Stately and elegant plant of undisturbed pasture, bogland and, usually, calcareous heaths, the Greater Butterfly-orchid grows to a greater height than its little sister, the Lesser Butterfly-orchid. It reaches 50 cm and bears its beautiful creamy-white flowers in a loose, somewhat pyramidal, spike. Each vanilla-scented flower is comprised of two spreading lateral lobes, a long lip which is tinted pale green towards the tip, and the spur. This spur is a nectar-filled tube to attract pollinating moths. The pollen stalks in this flower are arranged, within the flower's opening, in an inverted V whereas those of the Lesser Butterfly-orchid are parallel to each other. Along with its greater height, this feature helps in identification. The plant has a single pair of wide leaves at its base and also a few little stem leaves. A perennial plant, it blooms from May to July. This is a native wildflower and it belongs to the Orchidaceae family.
I recorded this plant growing in the Burren in 1988 and near Ardrishaig in Scotland in 1993 when I also photographed it.

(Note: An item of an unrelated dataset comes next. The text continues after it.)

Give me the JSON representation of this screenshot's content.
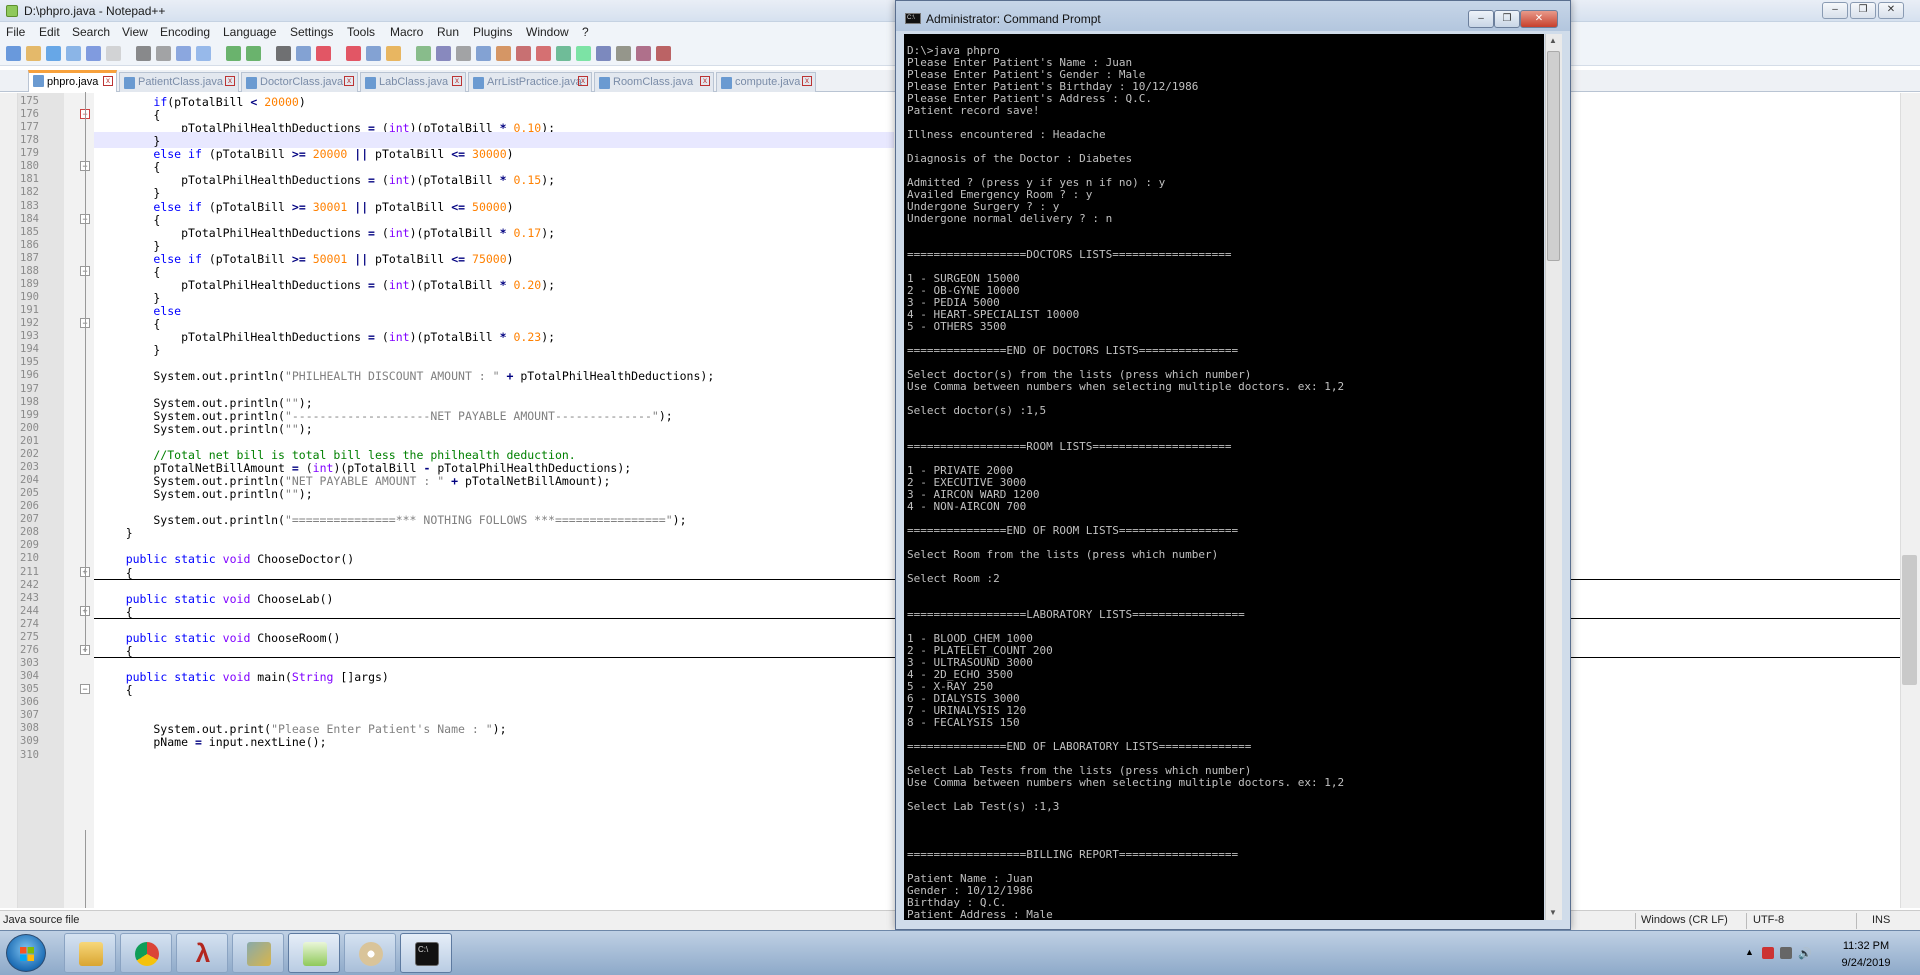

If you are satisfied you have correctly identified this plant, please submit your sighting to the National Biodiversity Data Centre